It’s an extraordinary remark, considering he once claimed his salary and expenses as an MEP were worth £250,000 a year (£3.75 million so far), while his wife – also on the EU payroll – makes £30,000 per annum.

His current official salary is £79,000, plus office allowances of £42,600 a year. His wife’s salary brings the total up to £109,000 per year, according to The Independent.

According to that paper, “The UKIP leader says he only has one ‘small semi-detached house in the country’, that he does not drive a ‘flash car’, and that he and Kirsten Farage ‘don’t have expensive holidays, we haven’t done for 10 years’.”

He should tell that to people living in fear of eviction from their flats because of the bedroom tax, who have never had a car of any kind and must rely on sketchy public transport services instead, and who have not had a holiday of any kind since before the Coalition came into office.

What response do you think he’d get?

His household earnings of £2,096 per week are more than four times as much as those of the average UK full-time employee (£517pw) and that house of his is said to be worth £540,000 alone.

He doesn’t understand poverty. In the documentary he falls down steps and smashes a glass of champagne. Champagne!

In a Radio Times interview about the show, Farage says he had drunk two-and-a-half pints in the pub with the couple, and then enjoyed a “steady consumption” of five or six glasses of wine and champagne. He goes on to blame the smashed glass on his injuries from the plane crash in which he was involved on the day of the 2010 general election (which itself tells you a great deal about his lifestyle).

It’s a good story because – like David Cameron’s use of his late son in defending the Coalition’s cuts to the NHS – it stops others from questioning him as that would suggest a lack of respect for what he went through.

However, Vox Political doesn’t believe it’s true for a moment – unless Farage is blaming his incessant (in the media) alcohol consumption on the crash.

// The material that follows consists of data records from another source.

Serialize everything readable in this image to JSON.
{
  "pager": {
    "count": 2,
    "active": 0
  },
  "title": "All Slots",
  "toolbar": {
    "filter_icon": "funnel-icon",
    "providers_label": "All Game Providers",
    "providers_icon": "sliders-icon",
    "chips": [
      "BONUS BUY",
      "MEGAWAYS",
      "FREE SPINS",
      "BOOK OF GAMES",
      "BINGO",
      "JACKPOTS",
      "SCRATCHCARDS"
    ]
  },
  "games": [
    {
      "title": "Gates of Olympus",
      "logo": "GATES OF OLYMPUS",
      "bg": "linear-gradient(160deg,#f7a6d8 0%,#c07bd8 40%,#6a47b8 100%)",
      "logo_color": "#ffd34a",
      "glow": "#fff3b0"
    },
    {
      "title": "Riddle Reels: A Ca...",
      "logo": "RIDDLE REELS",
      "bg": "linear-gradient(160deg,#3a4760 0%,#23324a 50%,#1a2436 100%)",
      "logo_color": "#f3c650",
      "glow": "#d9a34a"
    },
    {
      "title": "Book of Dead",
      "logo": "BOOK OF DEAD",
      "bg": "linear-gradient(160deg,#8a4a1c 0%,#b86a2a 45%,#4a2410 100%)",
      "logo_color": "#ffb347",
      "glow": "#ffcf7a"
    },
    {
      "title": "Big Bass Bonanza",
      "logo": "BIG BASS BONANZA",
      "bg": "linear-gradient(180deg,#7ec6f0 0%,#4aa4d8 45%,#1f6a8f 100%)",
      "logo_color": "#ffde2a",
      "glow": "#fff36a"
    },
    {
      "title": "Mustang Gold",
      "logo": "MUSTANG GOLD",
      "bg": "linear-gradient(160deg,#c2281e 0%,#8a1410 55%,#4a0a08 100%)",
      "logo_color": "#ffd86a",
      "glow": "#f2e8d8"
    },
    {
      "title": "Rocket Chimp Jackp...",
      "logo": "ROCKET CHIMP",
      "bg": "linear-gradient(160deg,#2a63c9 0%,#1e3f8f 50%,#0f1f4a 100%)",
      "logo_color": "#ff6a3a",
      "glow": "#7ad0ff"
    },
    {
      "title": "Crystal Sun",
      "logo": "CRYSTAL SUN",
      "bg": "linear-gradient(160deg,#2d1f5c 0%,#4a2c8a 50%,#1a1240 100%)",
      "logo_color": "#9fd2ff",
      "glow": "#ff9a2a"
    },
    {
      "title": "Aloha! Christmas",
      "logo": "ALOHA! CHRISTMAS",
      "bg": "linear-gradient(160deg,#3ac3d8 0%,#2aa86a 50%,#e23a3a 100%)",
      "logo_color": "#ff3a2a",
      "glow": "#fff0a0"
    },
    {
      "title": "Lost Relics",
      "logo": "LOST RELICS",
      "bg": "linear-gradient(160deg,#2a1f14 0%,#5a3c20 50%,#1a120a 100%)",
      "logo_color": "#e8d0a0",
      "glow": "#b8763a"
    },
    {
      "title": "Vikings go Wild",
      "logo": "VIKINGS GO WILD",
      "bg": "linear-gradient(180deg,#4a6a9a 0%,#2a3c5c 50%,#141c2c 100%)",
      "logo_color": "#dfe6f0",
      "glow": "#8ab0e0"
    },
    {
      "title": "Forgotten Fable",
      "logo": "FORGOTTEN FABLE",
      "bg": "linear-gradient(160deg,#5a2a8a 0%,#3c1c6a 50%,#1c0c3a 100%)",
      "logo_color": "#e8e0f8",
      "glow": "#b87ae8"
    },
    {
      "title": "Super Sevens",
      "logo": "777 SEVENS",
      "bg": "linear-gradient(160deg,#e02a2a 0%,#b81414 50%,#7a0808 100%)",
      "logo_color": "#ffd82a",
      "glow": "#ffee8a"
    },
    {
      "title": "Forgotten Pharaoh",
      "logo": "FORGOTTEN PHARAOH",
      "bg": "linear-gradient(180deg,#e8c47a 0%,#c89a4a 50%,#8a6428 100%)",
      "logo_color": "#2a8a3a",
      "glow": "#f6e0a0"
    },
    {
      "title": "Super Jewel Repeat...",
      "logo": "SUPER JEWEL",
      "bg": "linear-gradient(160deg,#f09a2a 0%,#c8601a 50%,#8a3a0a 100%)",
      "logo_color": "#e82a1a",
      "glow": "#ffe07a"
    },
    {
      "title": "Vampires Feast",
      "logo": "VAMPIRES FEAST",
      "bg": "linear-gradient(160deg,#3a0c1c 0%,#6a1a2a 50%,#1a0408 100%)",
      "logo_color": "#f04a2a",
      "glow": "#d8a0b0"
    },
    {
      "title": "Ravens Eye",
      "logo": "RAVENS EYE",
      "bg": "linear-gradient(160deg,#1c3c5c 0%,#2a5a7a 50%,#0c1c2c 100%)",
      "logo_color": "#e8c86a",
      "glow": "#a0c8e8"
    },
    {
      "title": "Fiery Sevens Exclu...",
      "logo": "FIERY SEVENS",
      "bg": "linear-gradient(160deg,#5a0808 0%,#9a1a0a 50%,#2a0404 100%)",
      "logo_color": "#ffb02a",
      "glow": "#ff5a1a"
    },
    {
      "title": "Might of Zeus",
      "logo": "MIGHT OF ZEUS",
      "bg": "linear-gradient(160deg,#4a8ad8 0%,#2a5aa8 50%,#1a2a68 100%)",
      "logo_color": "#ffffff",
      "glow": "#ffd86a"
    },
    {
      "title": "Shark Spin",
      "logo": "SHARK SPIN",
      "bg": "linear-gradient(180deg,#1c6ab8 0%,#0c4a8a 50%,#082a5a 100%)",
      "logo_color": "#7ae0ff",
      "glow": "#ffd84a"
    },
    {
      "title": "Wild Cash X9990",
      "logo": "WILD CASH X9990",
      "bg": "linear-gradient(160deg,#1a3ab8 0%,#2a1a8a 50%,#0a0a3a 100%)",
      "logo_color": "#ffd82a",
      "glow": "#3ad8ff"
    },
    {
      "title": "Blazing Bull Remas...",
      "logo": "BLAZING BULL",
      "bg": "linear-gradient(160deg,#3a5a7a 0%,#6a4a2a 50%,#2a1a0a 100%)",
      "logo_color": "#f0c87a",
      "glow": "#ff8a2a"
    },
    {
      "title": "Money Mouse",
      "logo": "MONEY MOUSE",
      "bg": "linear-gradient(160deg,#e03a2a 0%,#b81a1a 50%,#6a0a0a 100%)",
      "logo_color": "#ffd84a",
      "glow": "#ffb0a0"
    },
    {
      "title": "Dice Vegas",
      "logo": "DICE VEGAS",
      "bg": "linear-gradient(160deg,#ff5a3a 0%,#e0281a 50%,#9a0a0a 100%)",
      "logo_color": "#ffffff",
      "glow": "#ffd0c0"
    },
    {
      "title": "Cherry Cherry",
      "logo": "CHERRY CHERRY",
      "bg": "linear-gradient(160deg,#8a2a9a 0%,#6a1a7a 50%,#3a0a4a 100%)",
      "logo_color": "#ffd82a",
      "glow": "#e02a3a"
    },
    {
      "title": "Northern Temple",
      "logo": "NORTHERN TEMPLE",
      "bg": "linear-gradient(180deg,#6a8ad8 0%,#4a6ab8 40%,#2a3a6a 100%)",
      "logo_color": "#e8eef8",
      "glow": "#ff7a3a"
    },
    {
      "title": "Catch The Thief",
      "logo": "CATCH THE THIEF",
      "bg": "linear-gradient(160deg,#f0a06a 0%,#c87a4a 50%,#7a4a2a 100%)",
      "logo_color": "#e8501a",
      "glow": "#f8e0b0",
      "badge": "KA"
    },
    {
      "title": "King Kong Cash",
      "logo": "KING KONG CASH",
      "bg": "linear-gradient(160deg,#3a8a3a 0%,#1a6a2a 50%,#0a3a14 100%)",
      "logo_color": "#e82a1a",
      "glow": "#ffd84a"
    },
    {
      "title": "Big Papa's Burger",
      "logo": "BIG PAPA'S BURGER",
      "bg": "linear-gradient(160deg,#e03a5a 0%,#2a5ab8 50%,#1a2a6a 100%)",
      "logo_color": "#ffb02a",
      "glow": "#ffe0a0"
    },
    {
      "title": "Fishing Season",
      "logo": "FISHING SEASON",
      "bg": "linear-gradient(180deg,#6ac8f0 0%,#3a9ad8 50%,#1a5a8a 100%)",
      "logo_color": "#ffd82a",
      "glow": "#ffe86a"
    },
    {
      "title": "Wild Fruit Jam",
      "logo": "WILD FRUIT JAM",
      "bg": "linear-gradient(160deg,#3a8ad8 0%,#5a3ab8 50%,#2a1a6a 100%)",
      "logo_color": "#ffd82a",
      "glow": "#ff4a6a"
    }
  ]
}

Isn’t it more likely to have been because his lifestyle owes more to the Hooray Henries of the 1980s than the White Van Man of today?